In the early 60's he did tours of duty in Vietnam, Cambodia and Laos and once again became the liaison officer between the U.S. Armed Forces and the chiefs of state in those countries.

Throughout his military career he was well known as a Christian - he was a man of God in uniform. He was well respected and highly trusted by other high ranking officials. He was well respected for not only what he had accomplished in his military career but for who he was and what he stood for. He didn't apologize for it but he didn't shove it down anyone's throat either. He let the life he lived do the talking.

As the wars came to an end, a commanding officers recommendation led to Colonel Olsen's appointment to the staff of West Point Military Academy and eventually he became the head of the French Department.

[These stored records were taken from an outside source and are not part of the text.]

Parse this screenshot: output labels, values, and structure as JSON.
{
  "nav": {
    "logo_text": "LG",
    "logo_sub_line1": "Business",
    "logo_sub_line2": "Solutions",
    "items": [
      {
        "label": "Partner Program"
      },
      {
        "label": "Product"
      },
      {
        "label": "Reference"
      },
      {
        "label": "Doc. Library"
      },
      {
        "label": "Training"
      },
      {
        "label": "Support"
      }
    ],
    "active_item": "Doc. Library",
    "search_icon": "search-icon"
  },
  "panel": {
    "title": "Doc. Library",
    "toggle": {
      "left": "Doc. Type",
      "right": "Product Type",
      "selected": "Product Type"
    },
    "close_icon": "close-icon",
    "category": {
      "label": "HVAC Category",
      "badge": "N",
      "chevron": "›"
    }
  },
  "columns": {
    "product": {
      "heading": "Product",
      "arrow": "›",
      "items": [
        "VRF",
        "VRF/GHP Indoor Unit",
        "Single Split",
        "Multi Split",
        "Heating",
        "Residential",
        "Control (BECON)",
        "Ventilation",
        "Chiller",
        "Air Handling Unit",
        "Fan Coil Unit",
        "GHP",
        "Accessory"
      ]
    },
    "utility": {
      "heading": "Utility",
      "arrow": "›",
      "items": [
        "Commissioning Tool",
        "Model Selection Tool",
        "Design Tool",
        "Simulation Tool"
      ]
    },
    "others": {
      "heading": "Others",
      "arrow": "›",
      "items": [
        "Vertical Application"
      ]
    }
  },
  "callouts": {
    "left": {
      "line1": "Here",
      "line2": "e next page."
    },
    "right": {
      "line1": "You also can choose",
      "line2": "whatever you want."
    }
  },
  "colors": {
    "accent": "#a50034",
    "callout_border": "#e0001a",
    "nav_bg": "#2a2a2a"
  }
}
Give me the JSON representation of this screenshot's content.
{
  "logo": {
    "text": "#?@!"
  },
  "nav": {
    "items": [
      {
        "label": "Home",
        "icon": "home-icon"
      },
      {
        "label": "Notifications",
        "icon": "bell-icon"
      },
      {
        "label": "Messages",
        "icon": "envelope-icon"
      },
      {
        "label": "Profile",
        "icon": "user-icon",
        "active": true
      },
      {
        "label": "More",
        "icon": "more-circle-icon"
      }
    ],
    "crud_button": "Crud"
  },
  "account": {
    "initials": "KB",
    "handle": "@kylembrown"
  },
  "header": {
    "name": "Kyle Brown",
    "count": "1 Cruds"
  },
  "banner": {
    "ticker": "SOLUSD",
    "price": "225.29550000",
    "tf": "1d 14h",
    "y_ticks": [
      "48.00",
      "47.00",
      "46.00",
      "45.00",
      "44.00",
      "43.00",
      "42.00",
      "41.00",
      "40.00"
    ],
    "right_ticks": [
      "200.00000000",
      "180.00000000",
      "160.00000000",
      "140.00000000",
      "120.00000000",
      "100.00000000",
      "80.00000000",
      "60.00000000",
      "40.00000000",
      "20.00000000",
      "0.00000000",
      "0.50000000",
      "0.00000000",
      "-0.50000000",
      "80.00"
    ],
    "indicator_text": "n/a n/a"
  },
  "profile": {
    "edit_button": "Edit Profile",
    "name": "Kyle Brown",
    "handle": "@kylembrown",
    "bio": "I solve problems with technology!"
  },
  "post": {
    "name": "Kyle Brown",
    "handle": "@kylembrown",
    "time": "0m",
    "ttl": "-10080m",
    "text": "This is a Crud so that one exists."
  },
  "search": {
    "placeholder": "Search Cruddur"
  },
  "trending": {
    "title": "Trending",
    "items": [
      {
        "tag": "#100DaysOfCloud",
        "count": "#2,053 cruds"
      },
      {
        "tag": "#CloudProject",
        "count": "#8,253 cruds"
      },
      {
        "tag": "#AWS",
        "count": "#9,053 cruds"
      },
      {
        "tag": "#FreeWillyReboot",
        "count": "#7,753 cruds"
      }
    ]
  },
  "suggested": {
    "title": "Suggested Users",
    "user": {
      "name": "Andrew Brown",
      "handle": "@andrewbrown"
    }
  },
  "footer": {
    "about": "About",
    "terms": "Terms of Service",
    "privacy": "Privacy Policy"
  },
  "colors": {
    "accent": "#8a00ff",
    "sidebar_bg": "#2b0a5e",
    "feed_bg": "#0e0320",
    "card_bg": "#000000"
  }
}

He taught there for five and a half years until he retired from the military in 1970. At his retirement ceremony, the Commandment of Cadets presented him with a Citation from General Westmoreland, the U.S. Army Chief of Staff, and an additional Citation from the President of the United States for his outstanding work with and influence on the West Point Cadets.

Uncle Clarence at West Point, 1964, holding me, back when I was adorable.

Uncle Clarence went on to teach French at Asbury College and lead a very busy life until he officially retired from any job when he was 73 years old. Even after his retirement he stayed busy in his church, assisting with the music and playing the organ. For many years he traveled often, visiting people, staying with someone who was going through a difficult time, lending a hand wherever he could - everything from cooking to babysitting he was willing to do and he did it all well.

He has continued to this day to have a great influence on many lives that he has touched over the years, including mine. For many years he would visit us in Florida each year for a few weeks in the winter up until a little over a year ago when a degenerative problem with his spine made flying too difficult. We now keep in touch with letters and phone calls and he continues to amaze me with his sharp mind.

That is the man I honor today - my Great Uncle, my very special friend, Colonel Olsen.